Your thoughts on our Savior taken out of public life keeps me grounded that we must continue to seek him out every day in the most simple ways. Your writings are what keeps me coming back for more. You put your thoughts where the goats can get it. I do not need any more cutesy sayings or comments, just pitch it to me straight. Never fear Heather, your voice resounds to so many of us just like you.
I was singing that song all morning before Mass. Instead, 3 songs l didn’t know. Can you imagine hearing Magnum Mysterium on Christmas, I’d fall over the pew in front. But when the Son of man comes, will He find faith on Earth? My poor Jesus.
Down and dirty, filled with light’ Heather King! How refreshing you are! Wish’t you were my neighbour!
Thnk you for these splendid comments, one and all. They meant the world to me, esp as I was preparing to leave town last week and The Rodent Thing had still not been resolved! Mike, my best friend the exterminator was supposedly coming over to the house the minute I left to fumigate or do something decisize and dire to the under-the-house-burrow so I’m just not going to think about it.
Meanwhile I drove to LA, via Palm Springs, and am bizarrely thrilled to be here. Everything is so familiar and dear and semi-chaotic and beautiful and alive…I’m staying with friends in Bronson Canyon/Hollywood, close to my old stomping grounds. Will see a bunch of people. Am deeply grateful. Have an action-packed two weeks planned so hope to check in–in the meanwhile wishing everybody, near and far, a warm and happy Thanksgiving.
A new but old follower. You are such an inspiration.
Hi Heather – I’m behind in reading your postings so only just got to this one. I moved this summer and am blessed to be in a parish with a joyful priest and a music director who picks appropriate and worshipful music for the Mass celebrations. My previous parish was more like yours and it was hard. I wanted to comment on the man on the phone for an hour. At Adoration in my previous parish there was this man who did the same thing and I was so indignant. Come to find out, after getting to know him, all his spiritual reading and meditations, etc., were on his phone. God has this way of always humbling me, and I went to confession.
Thanks, Ann, yes, absolutely. Someone else pointed out that the man on the phone may have been reading his Magnificat, or meditating on that Sunday’s liturgy. And the guy who was praying out loud–at least he was praying! Of course I was semi-laughing at myself and my own shortcomings–(this was right after Confession, btw!) Always, always, I am humbled and joyful to be at Mass. And I think very often of the people who don’t have access to the Mass, or who put themselves in mortal peril by attending Mass…anyway, blessed Advent to you!
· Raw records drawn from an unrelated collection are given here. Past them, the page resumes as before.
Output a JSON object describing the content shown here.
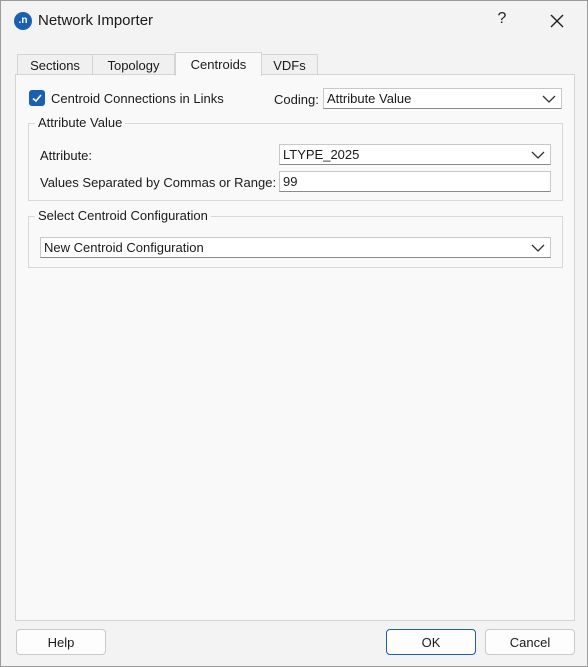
{
  "window": {
    "title": "Network Importer",
    "app_icon_text": ".n",
    "help_glyph": "?"
  },
  "tabs": [
    {
      "label": "Sections",
      "active": false
    },
    {
      "label": "Topology",
      "active": false
    },
    {
      "label": "Centroids",
      "active": true
    },
    {
      "label": "VDFs",
      "active": false
    }
  ],
  "centroids": {
    "connections_checkbox": {
      "label": "Centroid Connections in Links",
      "checked": true
    },
    "coding": {
      "label": "Coding:",
      "value": "Attribute Value"
    },
    "attribute_group": {
      "title": "Attribute Value",
      "attribute_label": "Attribute:",
      "attribute_value": "LTYPE_2025",
      "values_label": "Values Separated by Commas or Range:",
      "values_value": "99"
    },
    "config_group": {
      "title": "Select Centroid Configuration",
      "value": "New Centroid Configuration"
    }
  },
  "buttons": {
    "help": "Help",
    "ok": "OK",
    "cancel": "Cancel"
  },
  "colors": {
    "accent": "#1a5fb4",
    "window_bg": "#f3f3f3",
    "panel_bg": "#f9f9f9"
  }
}
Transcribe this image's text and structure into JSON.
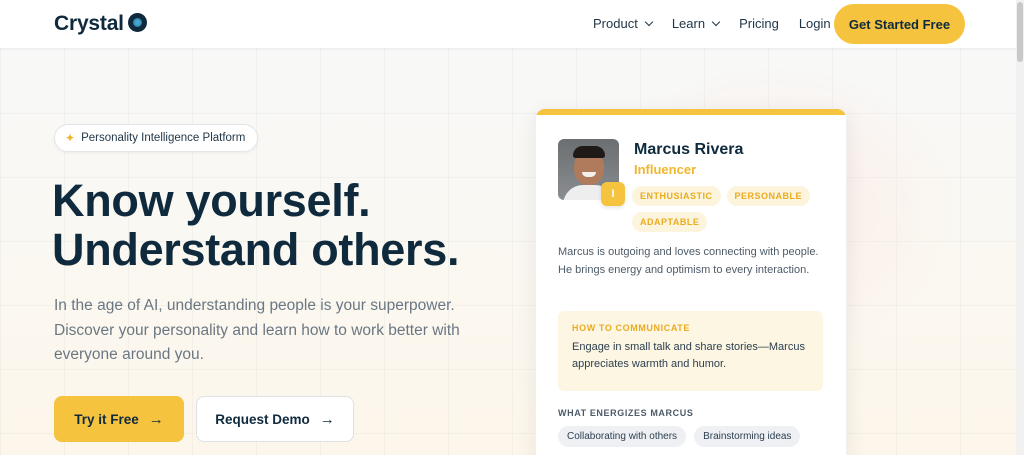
{
  "nav": {
    "logo_text": "Crystal",
    "items": [
      {
        "label": "Product",
        "has_dropdown": true
      },
      {
        "label": "Learn",
        "has_dropdown": true
      },
      {
        "label": "Pricing",
        "has_dropdown": false
      },
      {
        "label": "Login",
        "has_dropdown": false
      }
    ],
    "cta_label": "Get Started Free"
  },
  "hero": {
    "badge_label": "Personality Intelligence Platform",
    "headline_line1": "Know yourself.",
    "headline_line2": "Understand others.",
    "subtext": "In the age of AI, understanding people is your superpower. Discover your personality and learn how to work better with everyone around you.",
    "primary_button": "Try it Free",
    "secondary_button": "Request Demo"
  },
  "card": {
    "name": "Marcus Rivera",
    "type": "Influencer",
    "type_badge": "I",
    "tags": [
      "ENTHUSIASTIC",
      "PERSONABLE",
      "ADAPTABLE"
    ],
    "description": "Marcus is outgoing and loves connecting with people. He brings energy and optimism to every interaction.",
    "communicate_title": "HOW TO COMMUNICATE",
    "communicate_text": "Engage in small talk and share stories—Marcus appreciates warmth and humor.",
    "energizes_title": "WHAT ENERGIZES MARCUS",
    "energizes": [
      "Collaborating with others",
      "Brainstorming ideas"
    ]
  },
  "colors": {
    "accent": "#f6c33f",
    "navy": "#0f2a3d",
    "muted_text": "#6a7783"
  }
}
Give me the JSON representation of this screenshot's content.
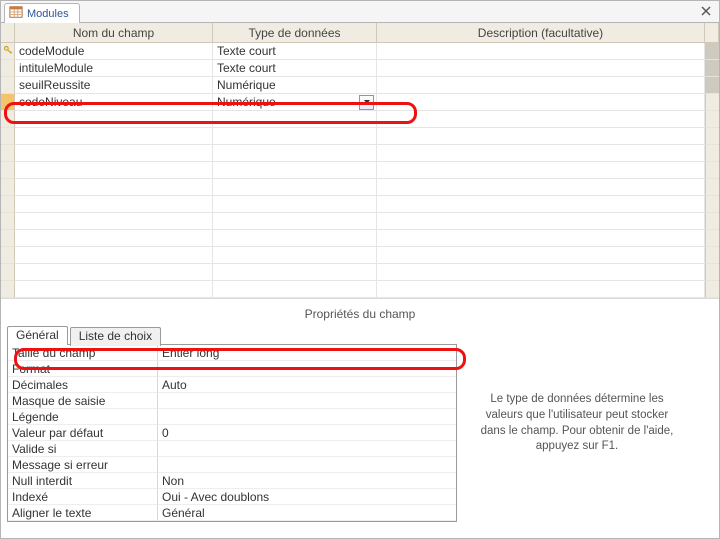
{
  "tab": {
    "title": "Modules"
  },
  "grid": {
    "headers": {
      "name": "Nom du champ",
      "type": "Type de données",
      "desc": "Description (facultative)"
    },
    "rows": [
      {
        "pk": true,
        "name": "codeModule",
        "type": "Texte court",
        "desc": ""
      },
      {
        "pk": false,
        "name": "intituleModule",
        "type": "Texte court",
        "desc": ""
      },
      {
        "pk": false,
        "name": "seuilReussite",
        "type": "Numérique",
        "desc": ""
      },
      {
        "pk": false,
        "name": "codeNiveau",
        "type": "Numérique",
        "desc": "",
        "selected": true,
        "dropdown": true
      }
    ]
  },
  "props_title": "Propriétés du champ",
  "props_tabs": {
    "general": "Général",
    "lookup": "Liste de choix"
  },
  "props": [
    {
      "label": "Taille du champ",
      "value": "Entier long"
    },
    {
      "label": "Format",
      "value": ""
    },
    {
      "label": "Décimales",
      "value": "Auto"
    },
    {
      "label": "Masque de saisie",
      "value": ""
    },
    {
      "label": "Légende",
      "value": ""
    },
    {
      "label": "Valeur par défaut",
      "value": "0"
    },
    {
      "label": "Valide si",
      "value": ""
    },
    {
      "label": "Message si erreur",
      "value": ""
    },
    {
      "label": "Null interdit",
      "value": "Non"
    },
    {
      "label": "Indexé",
      "value": "Oui - Avec doublons"
    },
    {
      "label": "Aligner le texte",
      "value": "Général"
    }
  ],
  "help": "Le type de données détermine les valeurs que l'utilisateur peut stocker dans le champ. Pour obtenir de l'aide, appuyez sur F1.",
  "empty_rows": 11
}
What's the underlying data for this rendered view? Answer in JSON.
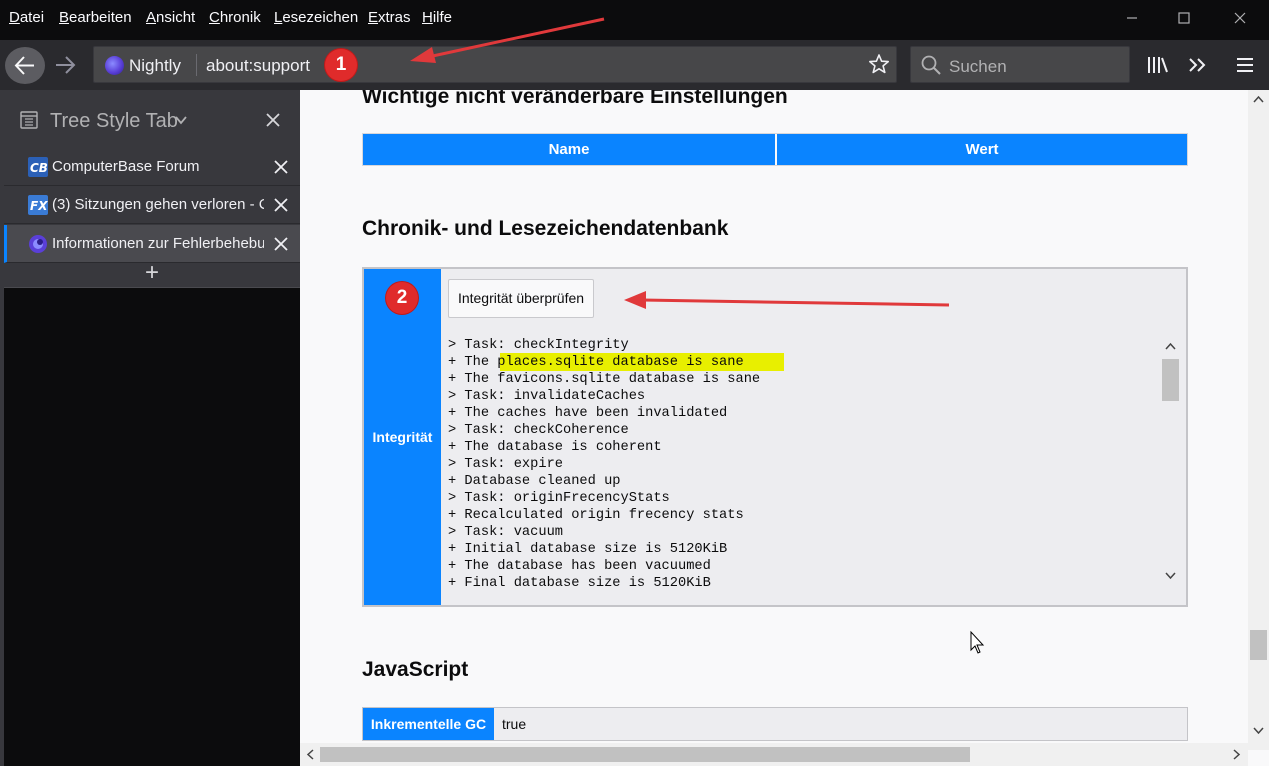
{
  "menubar": {
    "items": [
      "Datei",
      "Bearbeiten",
      "Ansicht",
      "Chronik",
      "Lesezeichen",
      "Extras",
      "Hilfe"
    ]
  },
  "urlbar": {
    "identity_label": "Nightly",
    "url": "about:support"
  },
  "searchbar": {
    "placeholder": "Suchen"
  },
  "sidebar": {
    "title": "Tree Style Tab",
    "tabs": [
      {
        "label": "ComputerBase Forum",
        "favicon": "computerbase-icon",
        "active": false
      },
      {
        "label": "(3) Sitzungen gehen verloren - C",
        "favicon": "firefox-forum-icon",
        "active": false
      },
      {
        "label": "Informationen zur Fehlerbehebu",
        "favicon": "nightly-icon",
        "active": true
      }
    ],
    "new_tab_label": "+"
  },
  "content": {
    "section_prefs_title": "Wichtige nicht veränderbare Einstellungen",
    "prefs_table": {
      "col_name": "Name",
      "col_value": "Wert"
    },
    "section_places_title": "Chronik- und Lesezeichendatenbank",
    "integrity": {
      "row_label": "Integrität",
      "button_label": "Integrität überprüfen",
      "log": [
        "> Task: checkIntegrity",
        "+ The places.sqlite database is sane",
        "+ The favicons.sqlite database is sane",
        "> Task: invalidateCaches",
        "+ The caches have been invalidated",
        "> Task: checkCoherence",
        "+ The database is coherent",
        "> Task: expire",
        "+ Database cleaned up",
        "> Task: originFrecencyStats",
        "+ Recalculated origin frecency stats",
        "> Task: vacuum",
        "+ Initial database size is 5120KiB",
        "+ The database has been vacuumed",
        "+ Final database size is 5120KiB"
      ]
    },
    "section_js_title": "JavaScript",
    "js_table": {
      "key": "Inkrementelle GC",
      "value": "true"
    }
  },
  "annotations": {
    "badge_1": "1",
    "badge_2": "2",
    "arrow_color": "#e0393b",
    "highlight_color": "#e8ef00"
  }
}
Love it, Ann! Or maybe he was gazing lovingly at photos of his far-away kids…he kind of had his arm draped over the back of the pew, though, and was scrolling through in what struck me as a distracted, semi-at-best-attentive way…kind of the way I shop for clothes on ebay…but what skin is it off my back, or business of mine, WHAT the guy’s doing? It’s not my church, or not mine alone. I find it very heartening that so many people (not all of them here) came to the guy’s defense, which just reminds me to go somewhere other than a sanctuary if I’m looking for quiet.
Thank you, Heather. I wish the same to you!